Seven years. Gardeners are a patient lot, they have to be. Many plants work on the timescale of years; a year to germinate, a few years to move on from seedling stage, a few more years to mature and then finally flower. It ranges from annuals, which grow, flower and die in a single season, to something like Wisteria, which will have you waiting for up to twenty years for flowers (if it was started from seed). For the plants that I’ve grown from seed, most have taken two years to flower, which is typical of standard herbaceous perennials. Some plants – such as irises and agapanthus – have taken a couple of years more as they need longer to germinate and establish.

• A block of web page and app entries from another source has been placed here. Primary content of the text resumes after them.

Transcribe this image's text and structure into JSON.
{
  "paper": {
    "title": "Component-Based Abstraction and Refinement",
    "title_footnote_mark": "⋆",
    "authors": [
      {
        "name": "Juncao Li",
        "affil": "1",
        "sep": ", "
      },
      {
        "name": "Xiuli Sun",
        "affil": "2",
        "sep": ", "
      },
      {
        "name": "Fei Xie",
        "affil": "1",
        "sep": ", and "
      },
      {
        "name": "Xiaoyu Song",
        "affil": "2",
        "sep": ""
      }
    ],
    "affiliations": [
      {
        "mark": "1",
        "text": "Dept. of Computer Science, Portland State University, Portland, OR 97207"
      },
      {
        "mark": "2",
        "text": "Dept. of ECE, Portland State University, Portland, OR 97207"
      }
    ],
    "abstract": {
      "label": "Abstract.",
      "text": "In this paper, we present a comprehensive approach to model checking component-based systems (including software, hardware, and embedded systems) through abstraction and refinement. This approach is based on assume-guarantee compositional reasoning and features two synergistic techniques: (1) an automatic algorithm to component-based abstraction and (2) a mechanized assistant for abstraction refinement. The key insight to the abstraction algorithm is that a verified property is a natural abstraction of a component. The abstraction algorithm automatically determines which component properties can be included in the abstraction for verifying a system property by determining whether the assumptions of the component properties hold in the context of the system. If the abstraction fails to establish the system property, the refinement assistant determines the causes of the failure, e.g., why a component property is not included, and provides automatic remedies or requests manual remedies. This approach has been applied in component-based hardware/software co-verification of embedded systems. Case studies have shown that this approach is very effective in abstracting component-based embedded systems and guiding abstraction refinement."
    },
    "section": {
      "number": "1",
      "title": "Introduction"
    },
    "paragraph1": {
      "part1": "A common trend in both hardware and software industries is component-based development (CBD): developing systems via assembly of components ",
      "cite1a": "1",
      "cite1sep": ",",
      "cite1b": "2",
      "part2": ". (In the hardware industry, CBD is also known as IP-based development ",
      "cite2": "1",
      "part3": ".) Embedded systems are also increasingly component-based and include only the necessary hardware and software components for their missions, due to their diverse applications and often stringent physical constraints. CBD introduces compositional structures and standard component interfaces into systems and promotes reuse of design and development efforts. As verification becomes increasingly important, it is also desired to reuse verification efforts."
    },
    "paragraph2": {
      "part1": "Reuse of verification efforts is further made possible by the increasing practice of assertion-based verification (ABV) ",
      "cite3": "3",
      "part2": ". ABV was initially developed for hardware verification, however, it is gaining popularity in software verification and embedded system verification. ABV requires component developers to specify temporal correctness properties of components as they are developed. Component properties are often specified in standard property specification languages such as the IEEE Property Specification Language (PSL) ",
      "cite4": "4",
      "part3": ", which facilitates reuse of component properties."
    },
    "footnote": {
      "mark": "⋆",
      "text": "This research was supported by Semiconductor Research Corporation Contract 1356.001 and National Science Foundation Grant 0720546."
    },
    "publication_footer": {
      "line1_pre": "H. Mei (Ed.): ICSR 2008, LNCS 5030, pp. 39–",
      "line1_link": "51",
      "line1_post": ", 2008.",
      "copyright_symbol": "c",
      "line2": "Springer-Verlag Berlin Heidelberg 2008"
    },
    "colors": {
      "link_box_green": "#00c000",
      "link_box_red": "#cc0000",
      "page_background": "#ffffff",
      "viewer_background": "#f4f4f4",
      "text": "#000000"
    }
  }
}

The current record of waiting for a plant to flower is about to be handed to the Strelitzia, or the Bird of Paradise plant (also known as the Crane flower). Strelizia is a tropical plant with highly unusual flowers that look like the beak and decorative plumage of an exotic bird, it really is quite breath-taking. Now, after seven years of growing, it is finally on the verge of flowering. The very first “boat” is gradually tipping over to horizontal and colouring, ready to open in couple of weeks. I will finally be able to see this flower in person, in our own home as opposed to in books, the internet or on holiday.

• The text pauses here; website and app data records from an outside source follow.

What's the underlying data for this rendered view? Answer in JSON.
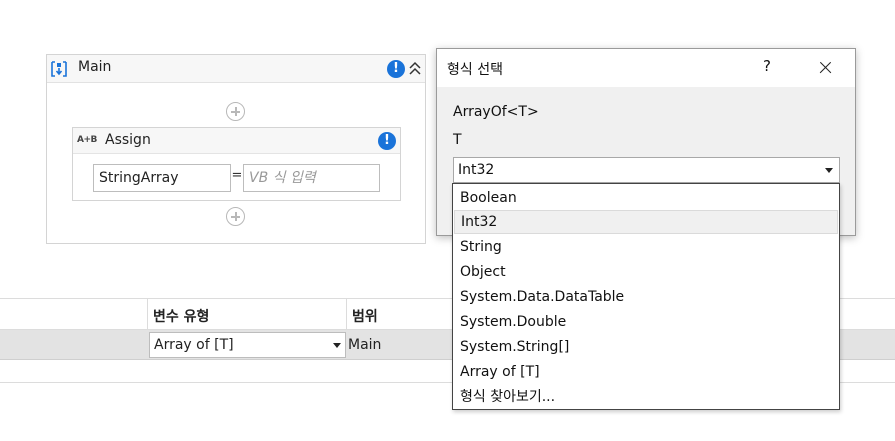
{
  "sequence": {
    "title": "Main",
    "assign": {
      "title": "Assign",
      "icon_text": "A+B",
      "to_value": "StringArray",
      "equals": "=",
      "value_placeholder": "VB 식 입력"
    }
  },
  "variables": {
    "columns": [
      "변수 유형",
      "범위"
    ],
    "row": {
      "type": "Array of [T]",
      "scope": "Main"
    }
  },
  "dialog": {
    "title": "형식 선택",
    "help": "?",
    "generic_name": "ArrayOf<T>",
    "param_label": "T",
    "selected": "Int32",
    "options": [
      "Boolean",
      "Int32",
      "String",
      "Object",
      "System.Data.DataTable",
      "System.Double",
      "System.String[]",
      "Array of [T]",
      "형식 찾아보기..."
    ]
  },
  "icons": {
    "sequence": "sequence-icon",
    "warning": "warning-icon",
    "collapse": "collapse-icon",
    "add": "add-activity-icon",
    "close": "close-icon"
  },
  "colors": {
    "warning": "#1a73d9",
    "row_highlight": "#e3e3e3",
    "selected_option": "#f0f0f0"
  }
}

This lone plant of Strelitzia Reginae is all that’s left from a pack of fifteen seeds, only this one germinated, survived and subsequently grew. Over the course of its lifetime it’s been indoors and outdoors, sheltered and exposed, potted on several times, mulched, watered, fed, sunned, shaded, pampered, neglected and had all manner of prayers, sacrifices, curses and fertilizer thrown at it. From the single seed that germinated seven years ago we now have a substantial plant – or I should say plants as this Strelitzia has divided several times, it’s hard to count how many we now have, I’d say about five and a half as it’s also in the middle of dividing as well as flowering. In another year or two it might be fairer to call it a “stand” of Strelitzia.
Strelitzia normally takes four to five years to flower, which still a long time to wait. For some reason, ours had decided to repeatedly divide instead of remaining as a single plant. The bad news was that as the plant put its energy into dividing, it didn’t flower, the good news is that each division will grow away separately and each one can flower, which is the reason why after waiting seven years for a single flower from this plant, four have come along at once; that’s a better track record than busses.
The three tips are the other flower stems
I can’t remember the first time I saw Strelitzia nor whether it was in a book or on holiday, but I became besotted with it. The stunning bird-mimicking flower was like no other I’d ever seen and I had to have it. It’s the reason why I still have this plant, seven years later. I’m not sure I would have had the patience for a plant I didn’t care as much for. There were many times where we nearly lost it (such as when it got blasted by icy wind that turned a whole side black that took two years to recover) and other times where I came close to throwing it out as a lost cause, not worth the hassle of keeping it around, year after year. It had a sickly upbringing, with mottled brown patches and die-back developing on leaves that it is only now managing to out-grow.
I’m so eager to see the first flower open, it’s been seven years in the making but these recent weeks of watching the prepare to open feels like the longest part of the wait.